Please repeat the records exactly, keeping the pictures out.
▼
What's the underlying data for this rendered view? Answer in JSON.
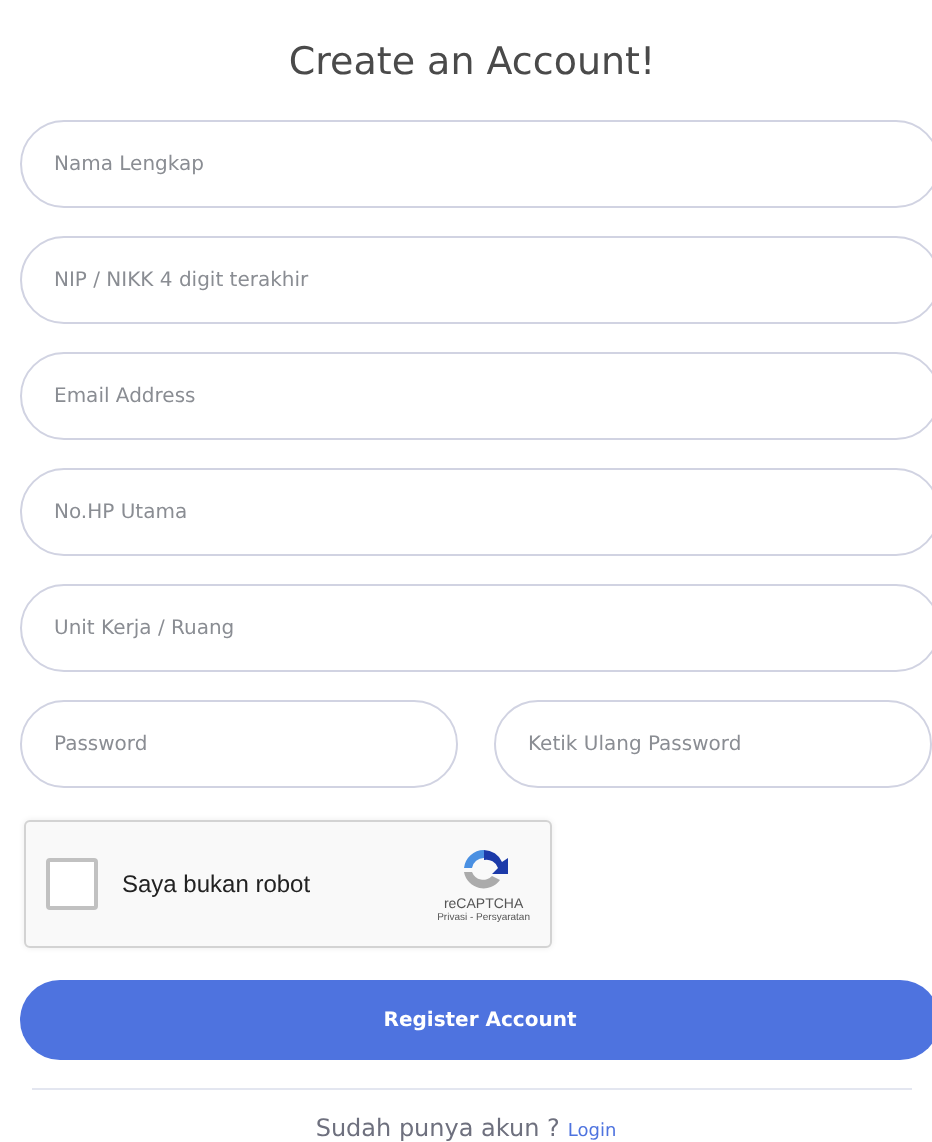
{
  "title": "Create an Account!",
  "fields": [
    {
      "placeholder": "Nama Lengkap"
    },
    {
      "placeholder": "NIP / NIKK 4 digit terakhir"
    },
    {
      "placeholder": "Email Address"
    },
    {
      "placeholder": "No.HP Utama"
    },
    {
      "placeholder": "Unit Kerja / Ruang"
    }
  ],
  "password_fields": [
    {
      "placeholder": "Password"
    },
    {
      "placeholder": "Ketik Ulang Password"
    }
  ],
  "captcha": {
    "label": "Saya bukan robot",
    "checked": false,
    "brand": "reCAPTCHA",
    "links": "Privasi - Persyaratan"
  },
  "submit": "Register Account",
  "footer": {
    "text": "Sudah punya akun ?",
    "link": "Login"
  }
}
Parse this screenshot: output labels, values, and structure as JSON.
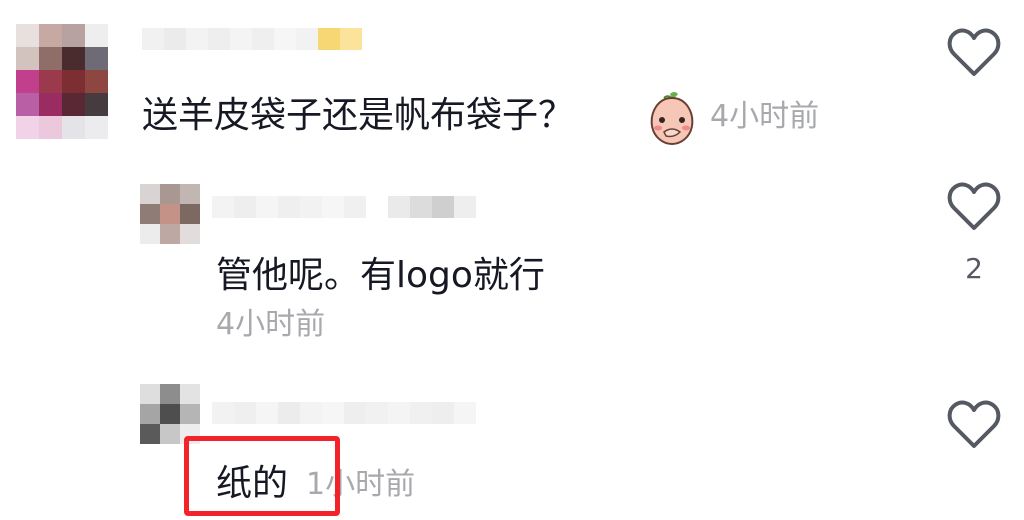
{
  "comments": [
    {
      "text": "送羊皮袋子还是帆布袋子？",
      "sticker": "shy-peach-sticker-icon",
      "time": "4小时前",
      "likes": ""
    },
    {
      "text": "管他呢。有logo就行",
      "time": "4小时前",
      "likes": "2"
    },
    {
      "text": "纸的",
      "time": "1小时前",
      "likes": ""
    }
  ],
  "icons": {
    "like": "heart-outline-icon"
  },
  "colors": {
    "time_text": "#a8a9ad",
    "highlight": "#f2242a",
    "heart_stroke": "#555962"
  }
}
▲
Result below »
What's the underlying data for this rendered view? Answer in JSON.
{
  "title": "Create an Account!",
  "fields": [
    {
      "placeholder": "Nama Lengkap"
    },
    {
      "placeholder": "NIP / NIKK 4 digit terakhir"
    },
    {
      "placeholder": "Email Address"
    },
    {
      "placeholder": "No.HP Utama"
    },
    {
      "placeholder": "Unit Kerja / Ruang"
    }
  ],
  "password_fields": [
    {
      "placeholder": "Password"
    },
    {
      "placeholder": "Ketik Ulang Password"
    }
  ],
  "captcha": {
    "label": "Saya bukan robot",
    "checked": false,
    "brand": "reCAPTCHA",
    "links": "Privasi - Persyaratan"
  },
  "submit": "Register Account",
  "footer": {
    "text": "Sudah punya akun ?",
    "link": "Login"
  }
}
Parse this screenshot: output labels, values, and structure as JSON.
{
  "comments": [
    {
      "text": "送羊皮袋子还是帆布袋子？",
      "sticker": "shy-peach-sticker-icon",
      "time": "4小时前",
      "likes": ""
    },
    {
      "text": "管他呢。有logo就行",
      "time": "4小时前",
      "likes": "2"
    },
    {
      "text": "纸的",
      "time": "1小时前",
      "likes": ""
    }
  ],
  "icons": {
    "like": "heart-outline-icon"
  },
  "colors": {
    "time_text": "#a8a9ad",
    "highlight": "#f2242a",
    "heart_stroke": "#555962"
  }
}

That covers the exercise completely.